Sally can’t argue that (on law school exams)
At most law schools, first year students get back their fall semester grades this week. This can be a difficult time for students who – often for the first time – are on the bottom half of steep curves. If you are in that situation, I thought I’d offer one tip that might help you diagnosis a correctable problem with exam-taking technique. When you get back your exam, and before you look at the model answer, I’d urge you to scan your exam for the following phrases:
- A could argue that; or
- A might argue that; or
- A has an argument…
Every time you see this phrase, highlight it in red ink. It’s almost certainly leading you down a dark path.
Why is this phrase pernicious? Because, very often, it signals that you are about to fail to actually evaluate the noted argument. Rather, you will simply list the possibility (in contracts, for example, “A could argue that the correspondence of May 1 was an offer”) and not tell the reader whether or not that claim is a plausible or winning one in court. Though sometimes professors truly want to see a kitchen sink answer listing every possible claim, most, instead, are testing judgment. Judgment requires one to actually evaluate legal claims, not to list them. The problem with “argue that” is that it leads you to think that you are actually saying something — implicitly, that the argument raised is plausible? — without articulating the predicate rationale and limiting conditions. I can’t tell you how many times I’ve sat with students in exam reviews, pointed out this phrase, only to have the student tell me that they knew that the argument was a good or bad one, but they failed to put that judgment on the page. “Argue that” blinds you to your own failure to exercise your situation sense.
The great thing about this tic is that it’s a useful, concrete, red flag for conclusory exam writing, which typically distinguishes average exams from great ones. If you are working on your computer, you can simply use the find function before handing in the exam to make sure that you haven’t fallen into the trap. Other tics, like “obviously,” “clearly,” and “certainly,” are similar but aren’t as prevalent on law school exam answers. Eliminating “could argue that” also helps to omit needless words: instead of introducing issues before disposing of them, you can simply fold the analysis into the introductory sentence. Thus: “While the May 1 letter has some of the markings of an offer (it identifies price & amount), it fails to state the timing of delivery and most courts will follow Nebraska Seed in denying formation.”

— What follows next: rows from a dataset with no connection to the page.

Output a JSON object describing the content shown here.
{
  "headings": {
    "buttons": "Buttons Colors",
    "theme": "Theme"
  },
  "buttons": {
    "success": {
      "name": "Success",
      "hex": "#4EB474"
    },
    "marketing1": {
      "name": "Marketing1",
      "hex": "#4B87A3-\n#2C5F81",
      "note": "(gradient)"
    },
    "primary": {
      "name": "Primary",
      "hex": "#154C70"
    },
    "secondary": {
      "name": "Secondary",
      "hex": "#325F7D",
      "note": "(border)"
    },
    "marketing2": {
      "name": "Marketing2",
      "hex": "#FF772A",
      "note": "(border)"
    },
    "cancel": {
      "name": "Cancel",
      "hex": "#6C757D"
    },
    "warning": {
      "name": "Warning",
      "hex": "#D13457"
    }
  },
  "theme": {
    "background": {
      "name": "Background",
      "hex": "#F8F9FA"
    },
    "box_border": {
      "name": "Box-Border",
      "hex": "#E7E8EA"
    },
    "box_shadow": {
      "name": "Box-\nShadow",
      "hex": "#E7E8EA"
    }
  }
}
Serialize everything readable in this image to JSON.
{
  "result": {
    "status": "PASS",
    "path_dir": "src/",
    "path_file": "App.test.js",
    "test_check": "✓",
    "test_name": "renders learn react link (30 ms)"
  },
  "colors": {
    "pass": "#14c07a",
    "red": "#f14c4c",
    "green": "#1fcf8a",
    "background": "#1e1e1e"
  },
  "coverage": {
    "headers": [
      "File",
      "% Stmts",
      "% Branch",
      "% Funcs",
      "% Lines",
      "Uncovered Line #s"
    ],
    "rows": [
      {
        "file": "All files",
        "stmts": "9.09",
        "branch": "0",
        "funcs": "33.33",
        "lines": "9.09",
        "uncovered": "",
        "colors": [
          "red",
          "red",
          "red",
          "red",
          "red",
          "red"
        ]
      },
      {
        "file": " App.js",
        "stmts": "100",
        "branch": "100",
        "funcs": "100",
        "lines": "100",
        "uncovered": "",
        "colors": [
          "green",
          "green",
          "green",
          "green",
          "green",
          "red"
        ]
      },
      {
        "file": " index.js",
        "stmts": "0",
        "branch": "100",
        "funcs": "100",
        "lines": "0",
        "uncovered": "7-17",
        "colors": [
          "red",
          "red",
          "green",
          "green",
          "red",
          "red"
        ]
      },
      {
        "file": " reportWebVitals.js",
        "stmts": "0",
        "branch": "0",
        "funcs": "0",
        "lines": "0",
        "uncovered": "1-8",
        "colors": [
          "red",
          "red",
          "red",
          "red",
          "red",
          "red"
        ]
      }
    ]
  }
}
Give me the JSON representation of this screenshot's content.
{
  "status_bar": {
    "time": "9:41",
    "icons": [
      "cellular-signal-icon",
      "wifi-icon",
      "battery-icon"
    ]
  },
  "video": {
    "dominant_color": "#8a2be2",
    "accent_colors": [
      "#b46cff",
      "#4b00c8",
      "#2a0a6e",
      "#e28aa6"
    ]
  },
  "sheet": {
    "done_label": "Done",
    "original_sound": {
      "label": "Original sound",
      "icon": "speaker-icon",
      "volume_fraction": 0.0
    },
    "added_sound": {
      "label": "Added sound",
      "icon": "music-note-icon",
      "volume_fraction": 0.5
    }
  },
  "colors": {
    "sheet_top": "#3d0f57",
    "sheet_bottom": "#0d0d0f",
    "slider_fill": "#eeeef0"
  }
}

Now, you could argue that this is all needlessly pedantic mutterings over style points, when the real skills that ought to separate good from bad exams concern doctrine. But, if you did make that argument, you’d be wrong. Being conclusory – that is, assuming the conclusion in question and failing to analyze why the answer follows from the facts – is the key sin on most issue-spotter exams. You can learn to be less conclusory over time by training yourself to see it in your writing. And, if you got bad news this week, spotting conclusory writing before it’s graded will go a long way toward better news in May.